• [Task goal] Filter the records below, keeping only lines with the string "detail".

START Data to use

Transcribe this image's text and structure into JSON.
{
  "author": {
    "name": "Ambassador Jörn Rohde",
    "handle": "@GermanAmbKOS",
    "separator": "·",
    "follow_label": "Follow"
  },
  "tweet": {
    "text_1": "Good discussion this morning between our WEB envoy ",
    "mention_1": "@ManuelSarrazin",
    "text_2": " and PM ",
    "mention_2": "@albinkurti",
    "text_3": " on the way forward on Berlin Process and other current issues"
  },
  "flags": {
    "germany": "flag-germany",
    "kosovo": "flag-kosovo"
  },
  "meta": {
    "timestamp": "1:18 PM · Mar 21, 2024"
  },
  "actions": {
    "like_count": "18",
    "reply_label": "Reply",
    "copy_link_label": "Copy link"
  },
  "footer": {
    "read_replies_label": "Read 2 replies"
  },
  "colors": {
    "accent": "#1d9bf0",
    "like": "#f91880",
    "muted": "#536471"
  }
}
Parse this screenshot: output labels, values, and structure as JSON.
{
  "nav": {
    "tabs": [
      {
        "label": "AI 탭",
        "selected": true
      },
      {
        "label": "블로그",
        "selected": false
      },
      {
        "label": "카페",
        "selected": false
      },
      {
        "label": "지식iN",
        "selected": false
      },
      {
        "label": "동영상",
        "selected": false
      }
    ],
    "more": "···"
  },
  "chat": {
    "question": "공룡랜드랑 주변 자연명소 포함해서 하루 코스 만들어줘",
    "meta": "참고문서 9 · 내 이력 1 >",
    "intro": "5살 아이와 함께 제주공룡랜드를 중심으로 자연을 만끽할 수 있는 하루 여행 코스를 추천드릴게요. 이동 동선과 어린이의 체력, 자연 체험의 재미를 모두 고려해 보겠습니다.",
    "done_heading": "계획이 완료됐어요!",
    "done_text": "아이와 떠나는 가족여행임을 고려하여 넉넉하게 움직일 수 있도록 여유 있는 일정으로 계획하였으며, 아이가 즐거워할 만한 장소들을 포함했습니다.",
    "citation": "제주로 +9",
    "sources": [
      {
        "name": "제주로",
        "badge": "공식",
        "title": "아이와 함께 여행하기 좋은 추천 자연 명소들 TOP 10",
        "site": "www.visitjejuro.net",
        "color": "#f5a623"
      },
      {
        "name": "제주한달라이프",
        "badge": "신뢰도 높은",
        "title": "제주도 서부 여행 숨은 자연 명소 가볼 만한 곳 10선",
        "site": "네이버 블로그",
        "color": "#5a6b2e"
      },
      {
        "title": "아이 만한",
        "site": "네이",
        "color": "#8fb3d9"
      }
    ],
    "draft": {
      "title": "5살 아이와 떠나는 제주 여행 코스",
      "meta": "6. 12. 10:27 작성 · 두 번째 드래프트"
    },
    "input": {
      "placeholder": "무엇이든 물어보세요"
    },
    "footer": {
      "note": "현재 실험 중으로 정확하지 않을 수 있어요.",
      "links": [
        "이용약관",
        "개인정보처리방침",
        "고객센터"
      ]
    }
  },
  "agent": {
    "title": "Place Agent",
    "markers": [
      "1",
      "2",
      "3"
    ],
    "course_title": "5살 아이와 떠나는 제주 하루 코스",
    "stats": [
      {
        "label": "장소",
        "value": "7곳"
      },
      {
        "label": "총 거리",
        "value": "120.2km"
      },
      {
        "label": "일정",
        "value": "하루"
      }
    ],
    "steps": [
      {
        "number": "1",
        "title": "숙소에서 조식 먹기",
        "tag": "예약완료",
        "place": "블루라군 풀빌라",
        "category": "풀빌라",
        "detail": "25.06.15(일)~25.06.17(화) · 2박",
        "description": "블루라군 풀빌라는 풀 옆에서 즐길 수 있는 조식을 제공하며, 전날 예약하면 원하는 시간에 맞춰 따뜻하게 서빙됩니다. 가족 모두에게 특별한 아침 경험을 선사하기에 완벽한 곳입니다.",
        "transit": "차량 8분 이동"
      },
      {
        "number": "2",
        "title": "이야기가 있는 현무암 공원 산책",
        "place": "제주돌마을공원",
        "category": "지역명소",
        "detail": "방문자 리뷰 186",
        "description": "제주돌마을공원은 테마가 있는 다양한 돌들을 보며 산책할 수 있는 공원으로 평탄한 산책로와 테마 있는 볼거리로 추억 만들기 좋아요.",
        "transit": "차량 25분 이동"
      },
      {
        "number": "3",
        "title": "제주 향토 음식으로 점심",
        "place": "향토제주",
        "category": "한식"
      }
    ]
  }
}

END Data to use

• [Solution to the problem]
        "detail": "25.06.15(일)~25.06.17(화) · 2박",
        "detail": "방문자 리뷰 186",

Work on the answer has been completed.